The evolution of smell is incredible. While across the ocean, in my basement flat, the smell of earl grey meant I was about to burn my tongue while melting away the wet chill that had crept into my body. It was nothing meaningful, just warm and inviting. Then I left England, that flat, and the people who had become a second family. I returned stateside, lost somewhere in central New York, soaking up the sun and defending myself from tourists. A summer passed, a warm season of afternoon thunderstorms, before that smell came back into the circle of my life. Snow had begun to fall outside my office window; I watched it build on my commitment purchase of a car. Though I had not been walking on damp sidewalks, or under soaking trees, that wet chill began to set in again. That chill begged for a hot drink. It did not take long for those spices to fill the water and, as I lifted the cheap paper cup to my lips, smell wafted over me with the steam. For a moment I paused, lost in a memory, images blurry as the steam danced before my eyes.
England. Adventure. Me.
I had lost myself. What happened to that girl who got on the plane and was halfway over the Atlantic before realizing she did not know a single person on the island she was headed? How did a girl who ran through the night streets of London to see a musical, who got on a bus with a bunch of strangers just to see Amsterdam and Belgium, forget the strength found within herself. I learned the confusion of being alone in the room, not understanding the spoken language while traveling in Italy. Having the same experience in Norway, when I flew by myself to visit distant family I’d never met. I joined Halloween clubbers in Wales, and French clubbers in Dublin. Then, for the first time in my life, I ventured to Paris with my flatmate to see the history and life that flows through the architecture and soul of that city. Where did that brave, inquisitive girl go?
I breathed deeper.

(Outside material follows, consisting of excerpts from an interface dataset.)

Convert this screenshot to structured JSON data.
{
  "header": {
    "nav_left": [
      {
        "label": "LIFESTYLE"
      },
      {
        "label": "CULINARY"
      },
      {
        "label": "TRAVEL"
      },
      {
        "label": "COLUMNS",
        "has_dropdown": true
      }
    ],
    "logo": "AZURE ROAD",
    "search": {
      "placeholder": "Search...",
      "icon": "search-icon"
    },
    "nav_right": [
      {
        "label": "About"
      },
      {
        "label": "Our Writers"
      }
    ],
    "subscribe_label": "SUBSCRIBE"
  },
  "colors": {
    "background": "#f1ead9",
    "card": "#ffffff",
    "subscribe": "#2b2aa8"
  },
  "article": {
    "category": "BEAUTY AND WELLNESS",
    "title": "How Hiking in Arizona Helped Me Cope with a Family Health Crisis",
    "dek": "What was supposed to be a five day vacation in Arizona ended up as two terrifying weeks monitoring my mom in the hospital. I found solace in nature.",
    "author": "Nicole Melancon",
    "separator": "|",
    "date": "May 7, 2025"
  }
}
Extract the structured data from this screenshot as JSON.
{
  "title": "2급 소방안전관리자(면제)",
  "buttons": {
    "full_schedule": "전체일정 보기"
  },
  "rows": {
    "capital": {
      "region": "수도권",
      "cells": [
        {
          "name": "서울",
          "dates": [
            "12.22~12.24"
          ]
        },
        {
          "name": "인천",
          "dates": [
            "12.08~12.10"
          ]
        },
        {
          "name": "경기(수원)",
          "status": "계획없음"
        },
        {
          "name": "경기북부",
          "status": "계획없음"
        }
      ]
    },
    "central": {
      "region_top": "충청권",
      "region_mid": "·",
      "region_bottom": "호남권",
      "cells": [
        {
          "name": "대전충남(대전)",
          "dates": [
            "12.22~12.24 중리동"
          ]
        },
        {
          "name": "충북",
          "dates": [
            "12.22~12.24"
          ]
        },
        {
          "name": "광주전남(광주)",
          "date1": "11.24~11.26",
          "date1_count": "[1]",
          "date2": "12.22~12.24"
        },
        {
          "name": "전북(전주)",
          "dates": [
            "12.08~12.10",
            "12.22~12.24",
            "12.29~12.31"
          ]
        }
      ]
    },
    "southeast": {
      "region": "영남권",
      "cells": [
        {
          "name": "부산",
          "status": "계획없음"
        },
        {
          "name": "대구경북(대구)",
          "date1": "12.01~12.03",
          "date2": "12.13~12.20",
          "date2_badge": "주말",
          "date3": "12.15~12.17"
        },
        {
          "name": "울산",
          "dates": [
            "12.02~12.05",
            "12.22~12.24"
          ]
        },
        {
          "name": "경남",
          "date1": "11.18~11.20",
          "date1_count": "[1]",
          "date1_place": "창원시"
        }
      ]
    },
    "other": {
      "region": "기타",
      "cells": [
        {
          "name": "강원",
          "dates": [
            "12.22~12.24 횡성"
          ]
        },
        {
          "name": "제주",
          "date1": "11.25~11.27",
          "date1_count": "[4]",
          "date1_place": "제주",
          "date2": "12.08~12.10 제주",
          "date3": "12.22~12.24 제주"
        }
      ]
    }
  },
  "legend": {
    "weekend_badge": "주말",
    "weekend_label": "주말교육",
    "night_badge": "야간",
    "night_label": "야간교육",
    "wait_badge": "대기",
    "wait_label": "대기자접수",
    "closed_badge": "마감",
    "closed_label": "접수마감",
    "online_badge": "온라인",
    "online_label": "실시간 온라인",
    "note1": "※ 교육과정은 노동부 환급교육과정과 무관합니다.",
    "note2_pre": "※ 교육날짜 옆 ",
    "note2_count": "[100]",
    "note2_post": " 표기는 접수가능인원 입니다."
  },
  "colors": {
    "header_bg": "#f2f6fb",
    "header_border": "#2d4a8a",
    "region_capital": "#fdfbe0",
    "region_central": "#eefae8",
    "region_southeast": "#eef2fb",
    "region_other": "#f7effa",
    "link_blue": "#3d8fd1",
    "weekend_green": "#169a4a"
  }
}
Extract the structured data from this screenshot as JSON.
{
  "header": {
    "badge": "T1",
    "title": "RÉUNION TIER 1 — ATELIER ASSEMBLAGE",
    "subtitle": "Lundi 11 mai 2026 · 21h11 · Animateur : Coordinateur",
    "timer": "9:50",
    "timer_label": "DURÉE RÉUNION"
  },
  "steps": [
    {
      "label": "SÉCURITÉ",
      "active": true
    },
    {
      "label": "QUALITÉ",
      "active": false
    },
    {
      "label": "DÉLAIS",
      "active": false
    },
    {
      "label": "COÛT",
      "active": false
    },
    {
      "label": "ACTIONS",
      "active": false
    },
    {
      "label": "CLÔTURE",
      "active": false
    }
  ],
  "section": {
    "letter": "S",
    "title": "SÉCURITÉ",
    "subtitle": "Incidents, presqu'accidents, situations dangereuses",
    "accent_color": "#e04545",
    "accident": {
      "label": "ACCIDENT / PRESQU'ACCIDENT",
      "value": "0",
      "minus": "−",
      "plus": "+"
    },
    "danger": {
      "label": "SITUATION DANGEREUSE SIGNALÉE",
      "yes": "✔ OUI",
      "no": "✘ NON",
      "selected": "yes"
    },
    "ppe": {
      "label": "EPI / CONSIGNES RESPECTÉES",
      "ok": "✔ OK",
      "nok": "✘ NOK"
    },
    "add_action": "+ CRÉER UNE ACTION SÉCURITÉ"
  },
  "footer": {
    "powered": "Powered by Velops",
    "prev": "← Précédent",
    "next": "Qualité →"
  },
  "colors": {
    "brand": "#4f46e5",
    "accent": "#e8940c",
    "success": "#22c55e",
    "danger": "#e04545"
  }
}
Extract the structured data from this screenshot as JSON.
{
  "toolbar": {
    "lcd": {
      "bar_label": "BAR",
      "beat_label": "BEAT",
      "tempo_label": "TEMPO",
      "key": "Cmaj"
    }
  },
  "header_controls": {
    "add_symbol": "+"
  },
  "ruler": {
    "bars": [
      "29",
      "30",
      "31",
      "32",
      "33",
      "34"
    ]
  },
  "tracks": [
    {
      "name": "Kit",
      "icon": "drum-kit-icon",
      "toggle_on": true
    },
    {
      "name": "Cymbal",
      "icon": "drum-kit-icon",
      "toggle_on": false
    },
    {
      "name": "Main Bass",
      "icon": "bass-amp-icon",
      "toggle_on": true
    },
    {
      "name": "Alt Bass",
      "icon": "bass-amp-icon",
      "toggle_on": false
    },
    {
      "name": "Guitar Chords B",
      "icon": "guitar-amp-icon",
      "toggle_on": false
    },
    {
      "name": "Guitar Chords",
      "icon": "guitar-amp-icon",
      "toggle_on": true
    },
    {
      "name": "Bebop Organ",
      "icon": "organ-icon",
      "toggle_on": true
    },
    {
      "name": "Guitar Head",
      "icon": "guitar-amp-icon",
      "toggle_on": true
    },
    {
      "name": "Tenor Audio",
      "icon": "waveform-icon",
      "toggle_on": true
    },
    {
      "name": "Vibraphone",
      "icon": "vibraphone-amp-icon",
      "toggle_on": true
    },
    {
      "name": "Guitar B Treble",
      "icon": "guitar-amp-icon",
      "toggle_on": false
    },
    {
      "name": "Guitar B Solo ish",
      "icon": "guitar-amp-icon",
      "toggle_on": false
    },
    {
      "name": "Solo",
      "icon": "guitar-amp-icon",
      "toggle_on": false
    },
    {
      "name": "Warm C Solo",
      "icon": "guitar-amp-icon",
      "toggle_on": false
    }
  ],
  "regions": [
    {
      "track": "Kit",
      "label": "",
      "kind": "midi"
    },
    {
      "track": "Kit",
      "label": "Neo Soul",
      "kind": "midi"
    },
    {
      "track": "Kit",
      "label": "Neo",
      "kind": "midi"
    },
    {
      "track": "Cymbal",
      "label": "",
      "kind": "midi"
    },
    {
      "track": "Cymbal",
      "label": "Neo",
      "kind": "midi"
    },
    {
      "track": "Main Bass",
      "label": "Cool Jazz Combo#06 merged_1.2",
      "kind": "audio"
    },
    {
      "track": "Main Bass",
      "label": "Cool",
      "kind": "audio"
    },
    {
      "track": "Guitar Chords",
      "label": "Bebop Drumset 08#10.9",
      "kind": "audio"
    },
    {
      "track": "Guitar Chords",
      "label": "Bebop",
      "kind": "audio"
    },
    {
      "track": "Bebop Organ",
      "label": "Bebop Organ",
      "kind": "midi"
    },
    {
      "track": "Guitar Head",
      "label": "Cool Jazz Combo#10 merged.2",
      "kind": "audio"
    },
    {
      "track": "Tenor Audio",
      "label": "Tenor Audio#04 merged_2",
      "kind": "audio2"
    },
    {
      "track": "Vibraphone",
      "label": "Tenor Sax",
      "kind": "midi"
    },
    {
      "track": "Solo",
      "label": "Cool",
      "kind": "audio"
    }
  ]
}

It took me awhile to bring the liquid to my tongue; nothing was more entrancing than the smell of that earl grey. It was though I knew that sip would be the first of many that would slowly melt away the memories. And it did. My taste began to reintroduce itself to the flavor, the smell, and with each refill from the water cooler the cloud of steam in my mind grew more hazy. It started as a chance to remember, to take me from where I had settled and remind me that there was more out there for me. I knew there was. I had seen it, felt it, tasted it, smelled it. The evidence existed, and it was in my cheap paper tea cup. I would lift it to my face, close my eyes, and breathe. But less and less came to my mind. That feeling in my stomach, excited reflection, began to subside. Soon the tea made me think of one desperate conversation for change and escape after another as my co-workers and I felt trapped in our frozen landscape. Our frozen office.
I tried, I fought, for that scent to remain special, but the more I indulged, the more I lost. It became a panic in my mind, replacing the happy tingles in my stomach to sickness and stress. It was then I knew, things had to change, or change back, before I lost that woman in her entirety. Before I forgot what it felt like to run through the dark streets of London, knowing where I was going and dodging the camera-happy tourists. Before I lost that carefree,independent soul who flourished in freedom.
I breathed deeper.
I had to go back. That smell, the earl grey, evolved again. It was the fighting force. I could sense the dull reminder and the filmstrip connected to it, still hampered by the dread of what I had lost. But there was more now. I used that combination to pull me through the plans. How do I get back? How do I return to where I knew myself best? How can I become her again and not this lost woman, treading day-by-day for the next thing? I took a sip from my tea. Eyes closed, the steam warmed my face, and my mind raced to the park I had crossed nearly everyday to get to campus. Boys playing soccer, people walking their dogs, jogging and children being let loose from school. It was almost more familiar to me than parks in my own town. There was nothing stronger in my memory than that walk, the shadows of trees falling over the sidewalk as the five o’clock sun passed in between the clouds, filling the world with a hazy gold. The same scent as this tea.
Now, accepted back to the University I attended that Fall, there is hope. All the emotions – excitement, thought, loss, fear, aspiration – circle now in the gold spice of my tea. I can drink it, taking them all in, believing in the power of their humanity, using it to strengthen my fight. I will not just sit at my office day-to-day, treading the waters for something exciting to happen. I have taken the steps, regained control. I will no longer just wait. I have a summer till I can return. One little summer, over in a flash, as I fight the battle of actuality versus memory. I will feel the burn of tea on my tongue and it will be my motivation. This time will be different. The best times never repeat themselves. I’ll face new challenges, build a new character, but if I rediscover a piece of that girl who I had began to lose, that will be enough. But for now, I have the cure for a panic that will surely set in, a one way ticket to rain and fog. A one way ticket to the land of earl grey.
(c) Kristin Bergene 2010